Count every line in the entries that holds the word "watermark". The reply is that count alone.

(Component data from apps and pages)

== Segment start ==

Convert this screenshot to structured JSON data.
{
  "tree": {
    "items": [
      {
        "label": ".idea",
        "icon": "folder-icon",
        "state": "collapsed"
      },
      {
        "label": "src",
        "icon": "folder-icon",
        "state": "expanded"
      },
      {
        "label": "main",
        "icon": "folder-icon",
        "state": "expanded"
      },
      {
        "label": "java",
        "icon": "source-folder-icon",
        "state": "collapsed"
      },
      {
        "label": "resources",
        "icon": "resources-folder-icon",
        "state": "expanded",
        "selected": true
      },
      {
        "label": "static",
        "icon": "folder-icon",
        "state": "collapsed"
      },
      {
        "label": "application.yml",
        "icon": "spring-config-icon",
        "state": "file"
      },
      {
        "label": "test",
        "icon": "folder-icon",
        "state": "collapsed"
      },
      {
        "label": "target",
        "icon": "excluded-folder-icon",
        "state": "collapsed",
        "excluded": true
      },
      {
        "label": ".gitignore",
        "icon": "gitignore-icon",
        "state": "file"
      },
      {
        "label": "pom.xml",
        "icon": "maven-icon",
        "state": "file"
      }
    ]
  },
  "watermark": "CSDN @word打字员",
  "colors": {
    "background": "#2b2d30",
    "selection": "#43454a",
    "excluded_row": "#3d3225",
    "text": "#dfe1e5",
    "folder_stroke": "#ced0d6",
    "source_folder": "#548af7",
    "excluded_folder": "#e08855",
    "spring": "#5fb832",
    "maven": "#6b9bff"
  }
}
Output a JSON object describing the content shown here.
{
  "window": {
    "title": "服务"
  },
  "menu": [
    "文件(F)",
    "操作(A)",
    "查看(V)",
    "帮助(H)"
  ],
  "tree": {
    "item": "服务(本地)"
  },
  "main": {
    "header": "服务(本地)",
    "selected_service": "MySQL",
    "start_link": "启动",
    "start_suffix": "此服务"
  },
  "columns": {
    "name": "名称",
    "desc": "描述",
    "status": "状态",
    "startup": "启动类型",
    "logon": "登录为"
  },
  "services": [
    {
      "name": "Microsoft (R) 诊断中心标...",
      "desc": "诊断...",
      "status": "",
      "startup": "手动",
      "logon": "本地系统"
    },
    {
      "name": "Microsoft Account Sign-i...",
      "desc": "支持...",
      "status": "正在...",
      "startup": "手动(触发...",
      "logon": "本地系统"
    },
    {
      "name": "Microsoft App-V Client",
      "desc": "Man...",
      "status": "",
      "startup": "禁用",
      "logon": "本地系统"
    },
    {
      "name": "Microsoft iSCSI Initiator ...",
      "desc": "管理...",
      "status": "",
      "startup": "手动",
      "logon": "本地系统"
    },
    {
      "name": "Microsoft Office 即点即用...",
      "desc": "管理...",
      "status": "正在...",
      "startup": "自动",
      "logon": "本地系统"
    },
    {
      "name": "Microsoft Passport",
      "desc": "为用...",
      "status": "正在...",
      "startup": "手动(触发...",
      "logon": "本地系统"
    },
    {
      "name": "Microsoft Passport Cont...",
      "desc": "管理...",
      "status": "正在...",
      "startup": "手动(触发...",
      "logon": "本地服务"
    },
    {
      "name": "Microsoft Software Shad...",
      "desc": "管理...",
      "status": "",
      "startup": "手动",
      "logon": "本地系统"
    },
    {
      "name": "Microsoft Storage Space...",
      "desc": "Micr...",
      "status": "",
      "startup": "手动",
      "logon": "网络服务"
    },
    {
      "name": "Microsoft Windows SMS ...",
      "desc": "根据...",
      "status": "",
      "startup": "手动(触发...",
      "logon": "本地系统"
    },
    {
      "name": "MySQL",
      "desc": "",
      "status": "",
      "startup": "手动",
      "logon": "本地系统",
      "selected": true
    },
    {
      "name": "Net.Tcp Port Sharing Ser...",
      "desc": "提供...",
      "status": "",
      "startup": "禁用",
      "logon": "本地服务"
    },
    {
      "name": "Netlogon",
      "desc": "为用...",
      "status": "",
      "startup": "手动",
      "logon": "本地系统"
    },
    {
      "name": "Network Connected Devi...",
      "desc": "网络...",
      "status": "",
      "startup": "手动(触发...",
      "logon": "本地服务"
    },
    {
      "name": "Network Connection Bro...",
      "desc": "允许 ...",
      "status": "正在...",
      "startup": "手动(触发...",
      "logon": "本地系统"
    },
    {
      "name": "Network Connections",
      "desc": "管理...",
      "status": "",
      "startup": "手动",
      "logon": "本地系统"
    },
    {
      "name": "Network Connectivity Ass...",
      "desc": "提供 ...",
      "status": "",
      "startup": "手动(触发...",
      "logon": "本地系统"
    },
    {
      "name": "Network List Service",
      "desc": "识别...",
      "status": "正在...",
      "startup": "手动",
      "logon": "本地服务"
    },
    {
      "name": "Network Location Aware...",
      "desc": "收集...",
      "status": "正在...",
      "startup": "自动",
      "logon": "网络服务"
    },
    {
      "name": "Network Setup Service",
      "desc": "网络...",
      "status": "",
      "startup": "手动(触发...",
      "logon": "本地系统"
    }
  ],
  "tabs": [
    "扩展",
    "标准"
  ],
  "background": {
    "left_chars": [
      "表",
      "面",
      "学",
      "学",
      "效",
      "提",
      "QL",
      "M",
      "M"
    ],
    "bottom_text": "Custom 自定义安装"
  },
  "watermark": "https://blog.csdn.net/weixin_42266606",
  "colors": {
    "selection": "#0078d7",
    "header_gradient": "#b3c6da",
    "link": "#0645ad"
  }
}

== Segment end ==

▸ Exercise result: 2